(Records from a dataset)
►
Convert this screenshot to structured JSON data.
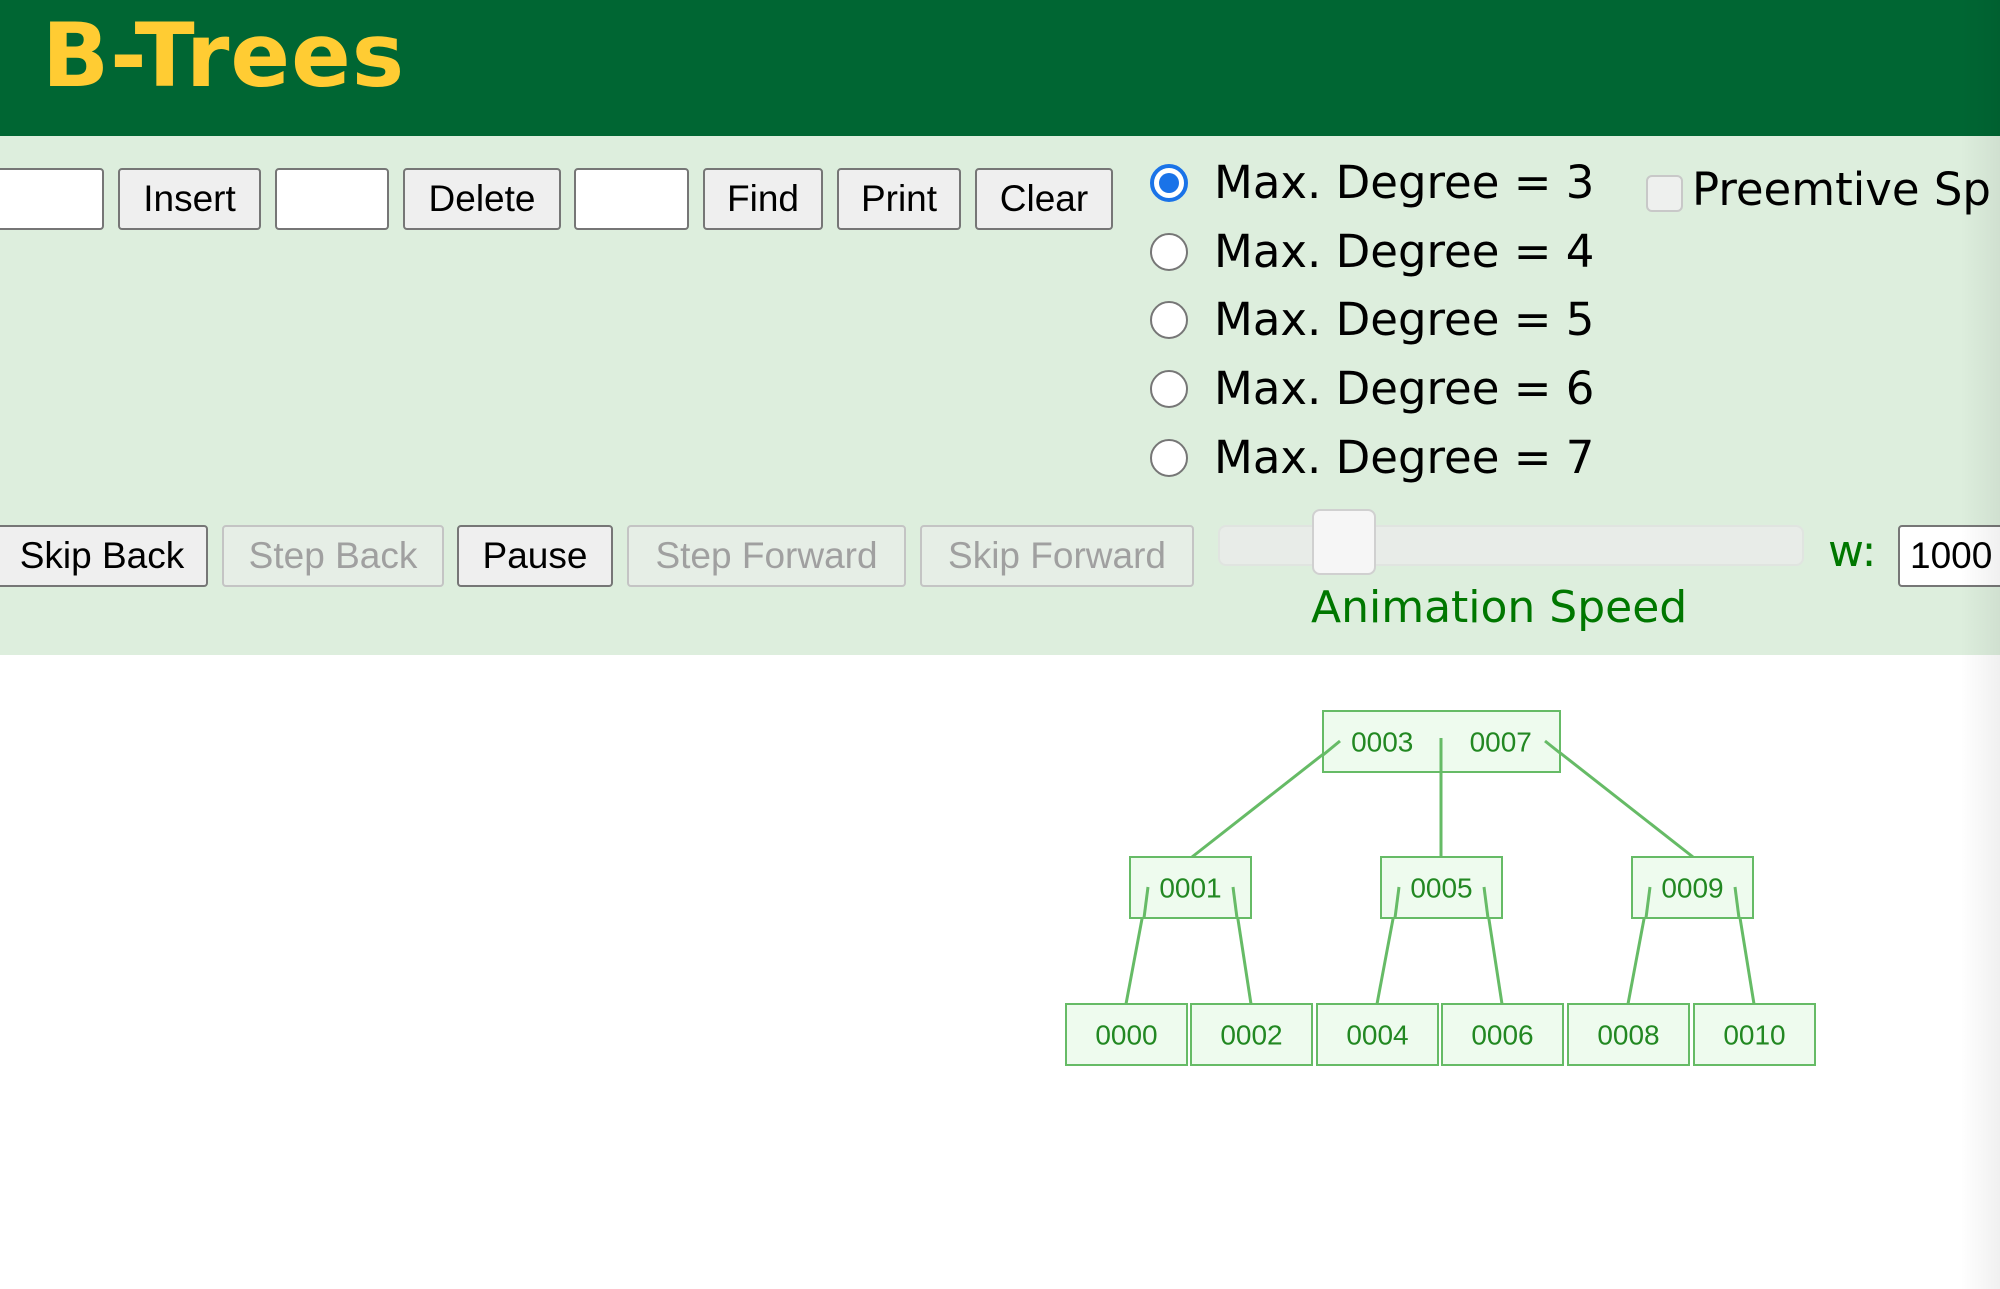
{
  "header": {
    "title": "B-Trees"
  },
  "controls": {
    "insert_input": "",
    "insert_label": "Insert",
    "delete_input": "",
    "delete_label": "Delete",
    "find_input": "",
    "find_label": "Find",
    "print_label": "Print",
    "clear_label": "Clear"
  },
  "degree_options": [
    {
      "label": "Max. Degree = 3",
      "selected": true
    },
    {
      "label": "Max. Degree = 4",
      "selected": false
    },
    {
      "label": "Max. Degree = 5",
      "selected": false
    },
    {
      "label": "Max. Degree = 6",
      "selected": false
    },
    {
      "label": "Max. Degree = 7",
      "selected": false
    }
  ],
  "preemptive": {
    "label": "Preemtive Sp",
    "checked": false
  },
  "animation": {
    "skip_back": "Skip Back",
    "step_back": "Step Back",
    "pause": "Pause",
    "step_forward": "Step Forward",
    "skip_forward": "Skip Forward",
    "speed_label": "Animation Speed",
    "speed_fraction": 0.17,
    "w_label": "w:",
    "w_value": "1000"
  },
  "tree": {
    "root": [
      "0003",
      "0007"
    ],
    "level1": [
      [
        "0001"
      ],
      [
        "0005"
      ],
      [
        "0009"
      ]
    ],
    "leaves": [
      [
        "0000"
      ],
      [
        "0002"
      ],
      [
        "0004"
      ],
      [
        "0006"
      ],
      [
        "0008"
      ],
      [
        "0010"
      ]
    ]
  },
  "colors": {
    "header": "#006633",
    "title": "#ffcc33",
    "panel": "#ddeedd",
    "node_stroke": "#66bb66",
    "node_fill": "#eefbee",
    "node_text": "#228822"
  }
}
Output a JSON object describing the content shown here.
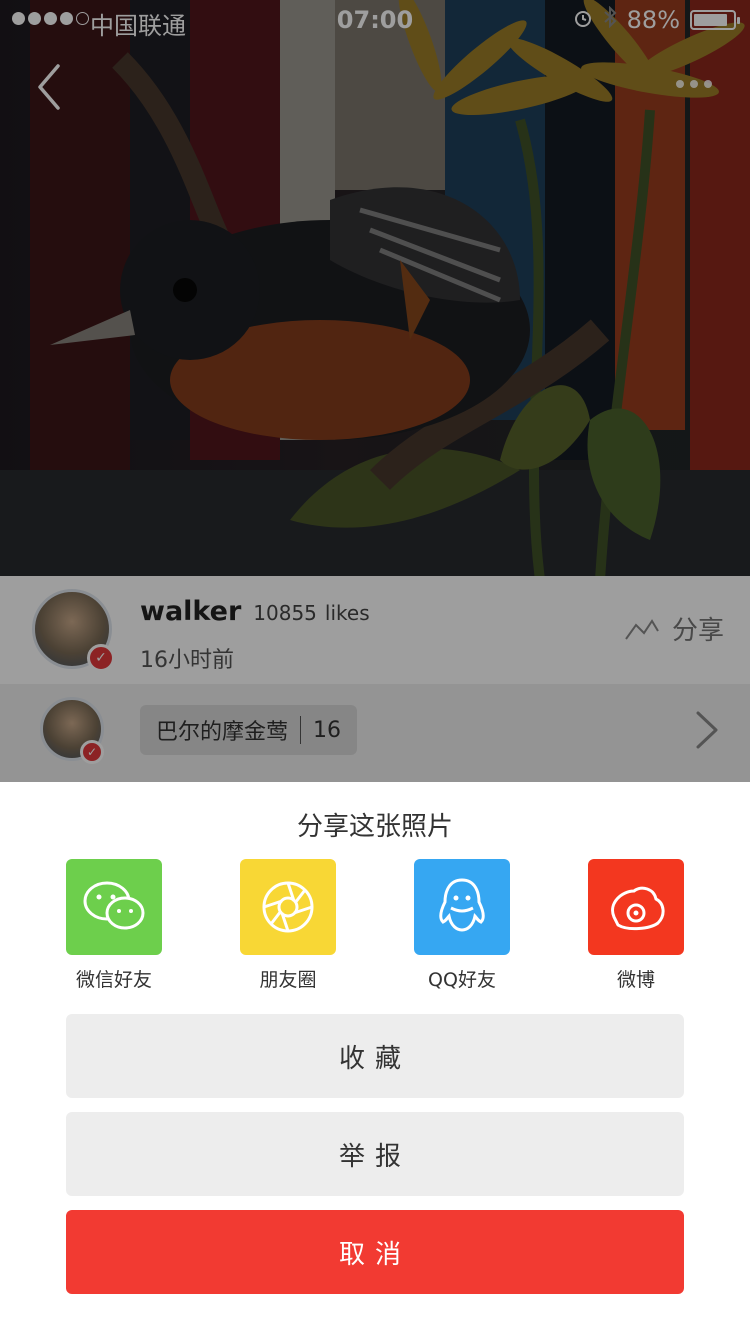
{
  "status_bar": {
    "carrier": "中国联通",
    "time": "07:00",
    "battery_percent": "88%",
    "battery_level": 0.88
  },
  "post": {
    "username": "walker",
    "likes_count": "10855",
    "likes_unit": "likes",
    "time_ago": "16小时前",
    "share_label": "分享",
    "album_name": "巴尔的摩金莺",
    "album_count": "16"
  },
  "share_sheet": {
    "title": "分享这张照片",
    "options": [
      {
        "label": "微信好友",
        "icon": "wechat-icon",
        "color": "#6dcf4c"
      },
      {
        "label": "朋友圈",
        "icon": "moments-icon",
        "color": "#f8d735"
      },
      {
        "label": "QQ好友",
        "icon": "qq-icon",
        "color": "#36a7f2"
      },
      {
        "label": "微博",
        "icon": "weibo-icon",
        "color": "#f3371f"
      }
    ],
    "favorite_label": "收藏",
    "report_label": "举报",
    "cancel_label": "取消"
  },
  "colors": {
    "cancel": "#f23a32",
    "badge": "#e2383a"
  }
}
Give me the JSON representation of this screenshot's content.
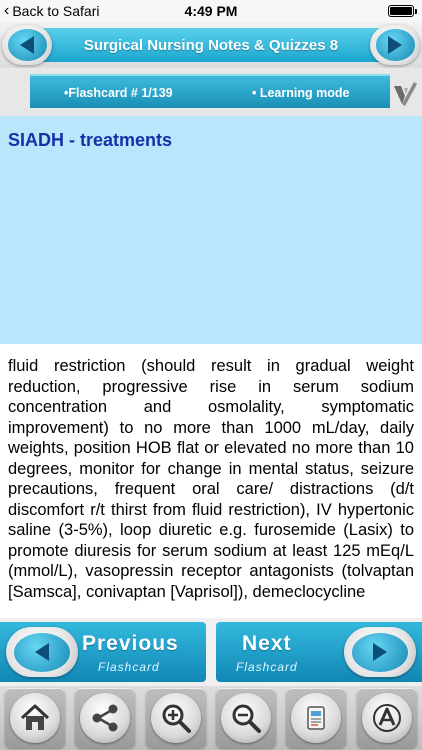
{
  "status_bar": {
    "back_label": "Back to Safari",
    "time": "4:49 PM"
  },
  "header": {
    "title": "Surgical Nursing Notes & Quizzes 8"
  },
  "info": {
    "flashcard": "•Flashcard # 1/139",
    "mode": "• Learning mode"
  },
  "card": {
    "title": "SIADH - treatments",
    "body": "fluid restriction (should result in gradual weight reduction, progressive rise in serum sodium concentration and osmolality, symptomatic improvement) to no more than 1000 mL/day, daily weights, position HOB flat or elevated no more than 10 degrees, monitor for change in mental status, seizure precautions, frequent oral care/ distractions (d/t discomfort r/t thirst from fluid restriction), IV hypertonic saline (3-5%), loop diuretic e.g. furosemide (Lasix) to promote diuresis for serum sodium at least 125 mEq/L (mmol/L), vasopressin receptor antagonists (tolvaptan [Samsca], conivaptan [Vaprisol]), demeclocycline"
  },
  "nav": {
    "previous_main": "Previous",
    "previous_sub": "Flashcard",
    "next_main": "Next",
    "next_sub": "Flashcard"
  },
  "toolbar": {
    "icons": [
      "home-icon",
      "share-icon",
      "zoom-in-icon",
      "zoom-out-icon",
      "notes-icon",
      "text-format-icon"
    ]
  },
  "colors": {
    "accent": "#1ba7cf",
    "title_area": "#b9e6fa",
    "title_text": "#1730a8"
  }
}
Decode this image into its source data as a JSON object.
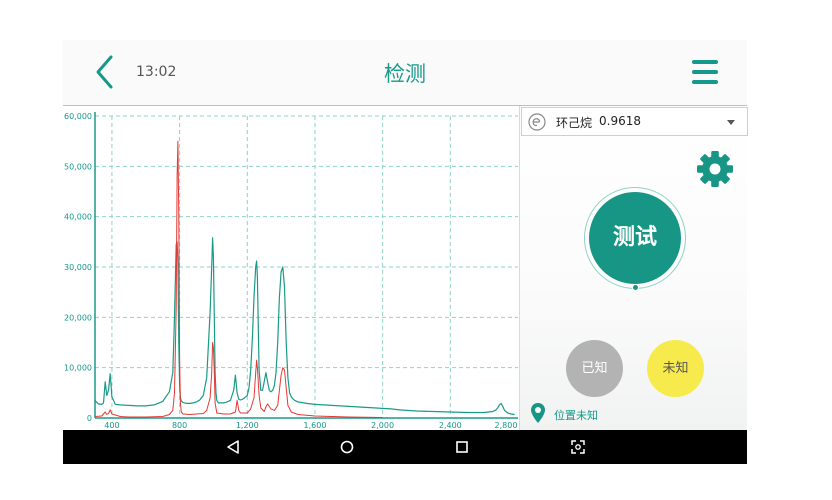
{
  "header": {
    "clock": "13:02",
    "title": "检测"
  },
  "chart_data": {
    "type": "line",
    "xlim": [
      300,
      2800
    ],
    "ylim": [
      0,
      60000
    ],
    "x_ticks": [
      400,
      800,
      1200,
      1600,
      2000,
      2400,
      2800
    ],
    "x_tick_labels": [
      "400",
      "800",
      "1,200",
      "1,600",
      "2,000",
      "2,400",
      "2,800"
    ],
    "y_ticks": [
      0,
      10000,
      20000,
      30000,
      40000,
      50000,
      60000
    ],
    "y_tick_labels": [
      "0",
      "10,000",
      "20,000",
      "30,000",
      "40,000",
      "50,000",
      "60,000"
    ],
    "grid": true,
    "series": [
      {
        "color": "#1a9a88",
        "x": [
          300,
          320,
          340,
          350,
          360,
          370,
          380,
          390,
          400,
          420,
          450,
          500,
          550,
          600,
          650,
          700,
          740,
          760,
          770,
          780,
          785,
          790,
          795,
          800,
          805,
          810,
          820,
          840,
          860,
          880,
          900,
          920,
          940,
          960,
          980,
          990,
          995,
          1000,
          1005,
          1010,
          1015,
          1020,
          1030,
          1060,
          1080,
          1100,
          1120,
          1130,
          1140,
          1150,
          1160,
          1170,
          1180,
          1200,
          1210,
          1220,
          1230,
          1240,
          1250,
          1255,
          1260,
          1265,
          1270,
          1280,
          1290,
          1300,
          1310,
          1320,
          1330,
          1340,
          1350,
          1360,
          1370,
          1380,
          1390,
          1400,
          1410,
          1420,
          1430,
          1440,
          1450,
          1460,
          1470,
          1480,
          1500,
          1550,
          1600,
          1650,
          1700,
          1750,
          1800,
          1850,
          1900,
          1950,
          2000,
          2050,
          2100,
          2200,
          2300,
          2400,
          2500,
          2600,
          2650,
          2670,
          2680,
          2690,
          2700,
          2710,
          2720,
          2740,
          2760,
          2780
        ],
        "values": [
          3500,
          2800,
          2700,
          3000,
          7200,
          4500,
          5500,
          8800,
          4200,
          2700,
          2600,
          2500,
          2400,
          2400,
          2600,
          3300,
          5200,
          9000,
          20000,
          34500,
          35000,
          31000,
          15000,
          6500,
          4000,
          3400,
          3100,
          2900,
          2900,
          3000,
          3200,
          3600,
          4500,
          8000,
          21000,
          30000,
          35800,
          32000,
          20000,
          9000,
          5000,
          3500,
          3000,
          3000,
          3200,
          3500,
          5500,
          8500,
          5000,
          3700,
          3600,
          3700,
          3900,
          4500,
          6000,
          9500,
          16000,
          24000,
          30000,
          31200,
          28000,
          18000,
          9500,
          5500,
          5500,
          7200,
          9000,
          7200,
          5500,
          5200,
          5500,
          6500,
          9000,
          15000,
          24000,
          29000,
          30000,
          26000,
          15000,
          8000,
          5000,
          4200,
          3800,
          3500,
          3200,
          2900,
          2700,
          2600,
          2500,
          2400,
          2300,
          2200,
          2100,
          2000,
          1900,
          1800,
          1600,
          1400,
          1300,
          1200,
          1100,
          1100,
          1300,
          1600,
          2000,
          2600,
          2900,
          2300,
          1500,
          1000,
          800,
          700
        ]
      },
      {
        "color": "#e53935",
        "x": [
          300,
          340,
          360,
          370,
          380,
          390,
          400,
          450,
          500,
          600,
          700,
          740,
          760,
          770,
          780,
          785,
          790,
          795,
          800,
          805,
          810,
          820,
          860,
          900,
          940,
          960,
          980,
          990,
          995,
          1000,
          1005,
          1010,
          1020,
          1060,
          1100,
          1130,
          1140,
          1150,
          1160,
          1200,
          1220,
          1240,
          1250,
          1255,
          1260,
          1270,
          1280,
          1300,
          1310,
          1320,
          1340,
          1360,
          1380,
          1390,
          1400,
          1410,
          1420,
          1430,
          1440,
          1460,
          1500,
          1600,
          1700,
          1800,
          1900,
          2000
        ],
        "values": [
          300,
          400,
          1200,
          700,
          900,
          1600,
          800,
          300,
          200,
          200,
          300,
          700,
          1500,
          5000,
          22000,
          48000,
          55000,
          40000,
          12000,
          3000,
          1200,
          800,
          700,
          800,
          900,
          1500,
          4000,
          9000,
          15000,
          14000,
          9000,
          3000,
          1000,
          800,
          800,
          1200,
          3500,
          1500,
          1000,
          1000,
          1800,
          4000,
          9000,
          11500,
          10000,
          4500,
          2000,
          1300,
          2200,
          2800,
          1800,
          1500,
          2500,
          5500,
          8500,
          10000,
          9500,
          6000,
          2500,
          1200,
          700,
          400,
          300,
          200,
          150,
          100
        ]
      }
    ]
  },
  "selector": {
    "icon": "ethanol-circle-icon",
    "name": "环己烷",
    "value": "0.9618"
  },
  "actions": {
    "test_label": "测试",
    "known_label": "已知",
    "unknown_label": "未知"
  },
  "location": {
    "text": "位置未知"
  },
  "colors": {
    "accent": "#179585",
    "series_primary": "#1a9a88",
    "series_secondary": "#e53935",
    "known": "#b3b3b3",
    "unknown": "#f7ea4c"
  }
}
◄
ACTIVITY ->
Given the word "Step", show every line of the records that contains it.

ANSWER SECTION ->
    "step_back": "Step Back",
    "step_forward": "Step Forward",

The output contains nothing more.